Blog - Cryptomathic

Key Management – A Question of Ownership

Written by Rob Stubbs | 17. January 2018

This article looks at the problems associated with key management that are common in many businesses today, where there is no clear ownership; then it examines the benefits of a centralized key management system and offers advice on building the business case to demonstrate both operational cost savings and a reduction in corporate risk.

Who Owns Your Keys?

Cryptographic keys are at the heart of any electronic security system, whether used for encryption, authentication, integrity protection or non-repudiation. Any compromise can fatally undermine the security application using the affected keys, exposing your business to impacts such as data breach, financial loss, service downtime, reputational damage and regulatory fines.

As the deployment of cryptographic systems has multiplied over the last decade, many businesses have found themselves with keys spread across multiple isolated and fragmented systems in different parts of their organization, and with no unified policy or clear ownership[1]. This creates many problems, such as:

  • Poor physical and logical protection of keys (e.g. USB thumb drives, lack of strict access controls)
  • Errors arising through lack of policy and the use of manual processes (e.g. paper, spreadsheets)
  • Knowledge and expertise spread too thinly across the organization
  • Difficulty complying with national/international legislation and industry regulations (e.g. GDPR, PCI-DSS, Sarbanes-Oxley, GLBA, HIPAA, ISO 27001)
  • Complex and expensive annual audits
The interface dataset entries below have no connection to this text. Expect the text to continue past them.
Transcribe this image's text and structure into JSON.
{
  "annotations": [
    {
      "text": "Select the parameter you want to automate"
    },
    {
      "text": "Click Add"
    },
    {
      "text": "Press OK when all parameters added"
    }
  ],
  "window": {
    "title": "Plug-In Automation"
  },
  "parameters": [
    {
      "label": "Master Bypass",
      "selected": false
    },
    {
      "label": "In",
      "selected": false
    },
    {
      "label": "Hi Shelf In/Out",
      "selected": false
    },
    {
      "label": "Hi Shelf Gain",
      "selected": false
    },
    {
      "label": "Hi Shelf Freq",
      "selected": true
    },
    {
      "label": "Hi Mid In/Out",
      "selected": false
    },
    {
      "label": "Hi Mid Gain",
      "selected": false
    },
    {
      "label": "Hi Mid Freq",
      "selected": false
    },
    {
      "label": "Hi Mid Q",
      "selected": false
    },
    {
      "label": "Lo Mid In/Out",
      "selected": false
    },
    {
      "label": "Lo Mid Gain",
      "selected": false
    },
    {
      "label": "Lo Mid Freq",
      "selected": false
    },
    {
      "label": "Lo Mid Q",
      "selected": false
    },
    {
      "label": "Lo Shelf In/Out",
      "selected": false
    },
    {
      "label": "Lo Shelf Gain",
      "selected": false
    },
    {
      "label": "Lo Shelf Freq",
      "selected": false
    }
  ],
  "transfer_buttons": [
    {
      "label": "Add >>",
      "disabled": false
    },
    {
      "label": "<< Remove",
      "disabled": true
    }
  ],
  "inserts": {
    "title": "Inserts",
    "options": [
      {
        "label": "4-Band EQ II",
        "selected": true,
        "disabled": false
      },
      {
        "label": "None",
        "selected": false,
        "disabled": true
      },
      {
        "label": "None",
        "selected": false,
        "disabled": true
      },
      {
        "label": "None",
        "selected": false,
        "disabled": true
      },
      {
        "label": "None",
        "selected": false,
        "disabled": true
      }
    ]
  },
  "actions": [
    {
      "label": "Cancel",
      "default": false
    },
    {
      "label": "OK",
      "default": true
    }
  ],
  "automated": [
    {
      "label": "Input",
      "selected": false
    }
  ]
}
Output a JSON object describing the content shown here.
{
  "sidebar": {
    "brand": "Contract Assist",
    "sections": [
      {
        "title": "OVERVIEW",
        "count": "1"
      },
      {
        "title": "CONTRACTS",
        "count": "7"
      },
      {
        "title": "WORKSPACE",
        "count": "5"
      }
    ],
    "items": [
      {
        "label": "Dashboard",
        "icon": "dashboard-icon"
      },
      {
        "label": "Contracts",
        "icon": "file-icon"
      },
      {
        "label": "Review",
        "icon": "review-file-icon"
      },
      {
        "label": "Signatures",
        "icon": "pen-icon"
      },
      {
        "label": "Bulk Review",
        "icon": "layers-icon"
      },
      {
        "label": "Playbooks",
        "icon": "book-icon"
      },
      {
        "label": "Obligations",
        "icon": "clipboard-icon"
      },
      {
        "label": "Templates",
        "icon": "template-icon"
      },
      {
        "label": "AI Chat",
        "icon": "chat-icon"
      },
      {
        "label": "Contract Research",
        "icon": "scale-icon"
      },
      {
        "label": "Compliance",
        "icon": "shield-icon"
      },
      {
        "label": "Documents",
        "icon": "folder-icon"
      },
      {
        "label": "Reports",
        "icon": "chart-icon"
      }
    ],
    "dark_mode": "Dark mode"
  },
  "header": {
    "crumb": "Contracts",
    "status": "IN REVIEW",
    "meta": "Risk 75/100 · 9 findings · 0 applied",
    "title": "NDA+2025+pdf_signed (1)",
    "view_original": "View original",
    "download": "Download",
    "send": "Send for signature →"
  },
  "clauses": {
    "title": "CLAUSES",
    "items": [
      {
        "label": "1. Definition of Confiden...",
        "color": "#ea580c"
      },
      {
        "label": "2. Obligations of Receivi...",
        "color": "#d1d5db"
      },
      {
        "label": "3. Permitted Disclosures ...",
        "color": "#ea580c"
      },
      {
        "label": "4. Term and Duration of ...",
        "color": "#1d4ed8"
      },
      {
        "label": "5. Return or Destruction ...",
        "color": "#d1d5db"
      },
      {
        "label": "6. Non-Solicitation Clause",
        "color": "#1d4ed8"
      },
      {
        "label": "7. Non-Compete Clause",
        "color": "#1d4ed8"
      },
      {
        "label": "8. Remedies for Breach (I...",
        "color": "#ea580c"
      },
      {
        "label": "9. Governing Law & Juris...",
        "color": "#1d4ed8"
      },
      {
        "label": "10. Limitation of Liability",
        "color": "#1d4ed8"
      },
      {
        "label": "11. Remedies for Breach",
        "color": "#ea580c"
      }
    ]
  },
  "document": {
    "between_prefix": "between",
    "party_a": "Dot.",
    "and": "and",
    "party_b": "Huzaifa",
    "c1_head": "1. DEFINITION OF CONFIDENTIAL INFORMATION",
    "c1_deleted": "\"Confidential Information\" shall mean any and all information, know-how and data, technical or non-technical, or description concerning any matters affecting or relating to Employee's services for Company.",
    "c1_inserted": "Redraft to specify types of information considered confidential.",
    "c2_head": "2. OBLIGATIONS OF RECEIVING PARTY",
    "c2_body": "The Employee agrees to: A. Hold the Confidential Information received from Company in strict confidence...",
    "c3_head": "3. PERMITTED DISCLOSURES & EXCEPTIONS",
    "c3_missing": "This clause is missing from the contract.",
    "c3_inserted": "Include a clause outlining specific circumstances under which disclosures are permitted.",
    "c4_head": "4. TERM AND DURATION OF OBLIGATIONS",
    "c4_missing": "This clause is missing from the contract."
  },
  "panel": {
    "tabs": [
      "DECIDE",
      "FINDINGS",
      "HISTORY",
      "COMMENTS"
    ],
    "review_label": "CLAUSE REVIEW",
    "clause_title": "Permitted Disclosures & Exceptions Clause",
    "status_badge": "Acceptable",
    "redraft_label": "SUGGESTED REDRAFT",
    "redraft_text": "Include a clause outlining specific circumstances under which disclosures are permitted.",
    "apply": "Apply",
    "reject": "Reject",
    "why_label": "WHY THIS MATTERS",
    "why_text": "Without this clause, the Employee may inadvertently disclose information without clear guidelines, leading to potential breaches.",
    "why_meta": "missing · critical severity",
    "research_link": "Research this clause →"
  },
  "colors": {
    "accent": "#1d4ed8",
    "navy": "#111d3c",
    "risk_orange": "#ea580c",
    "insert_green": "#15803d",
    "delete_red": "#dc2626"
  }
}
And these problems only get worse over time, unless a determined effort is made to resolve them once and for all.

Towards a Centralized Key Management System

The solution is to employ a comprehensive, centralized key management system, which provides the following benefits:

  • Capable of supporting all required key types and volumes through the entire key lifecycle
  • Generates high-quality keys using certified hardware random number sources
  • Provides physical protection of keys with anti-tamper measures
  • Enforces business-defined key management policies to simplify regulatory compliance
  • Restricts access to specific individuals, with strong user authentication and dual control
  • Simplifies and automates many processes, minimizing personnel requirements
  • Provides a full audit trail to ease internal and external compliance audits

Return on Investment (ROI)

The project cost can usually be justified by the on-going operational efficiencies alone, with a relatively short pay-back period, although it could equally be justified by the less tangible (but nonetheless very real) reduction in business risk it delivers. A phased migration can always be employed to reduce project risk and deliver progressive benefits and business risk reduction over time.

Implementing a key management system is certainly not trivial – to ensure success, the project should be scoped, resourced and managed accordingly, and the business transformational aspects should not be underestimated. For this reason, and also because of the corporate risk management benefits, the project should be sponsored at the highest level – typically by the Chief Information Security Officer (CISO) – and backed by the CEO, COO and CFO. Only then will the true business case and ROI become clear and the relevant cross-functional teams be motivated to embrace the changes.

Delaying the adoption of a centralized key management system will only prolong the problems, expense and risk associated with a lack of ownership and make the eventual change more difficult and expensive. Therefore, businesses should grasp this nettle today, before the situation gets truly out of-hand.

Cryptomathic CKMS

Cryptomathic’s Crypto Key Management System (CKMS) has evolved over the last 10 years to provide a comprehensive solution that has been successfully employed by many large enterprises around the world. The latest release introduces Bring Your Own Key (BYOK) support with the ability to Manage Your Own Key (MYOK) for external cloud services.


References and Further Reading

  • Selected articles on Key Management (2012-today) by Ashiq JA, Dawn M. Turner, Guillaume Forget, James H. Reinholm, Martin Eriksen, Peter Landrock, Peter Smirnoff, Stefan Hansen and more
Image: What Film am I?, courtesy of rawdonfox, Flickr (CC BY 2.0)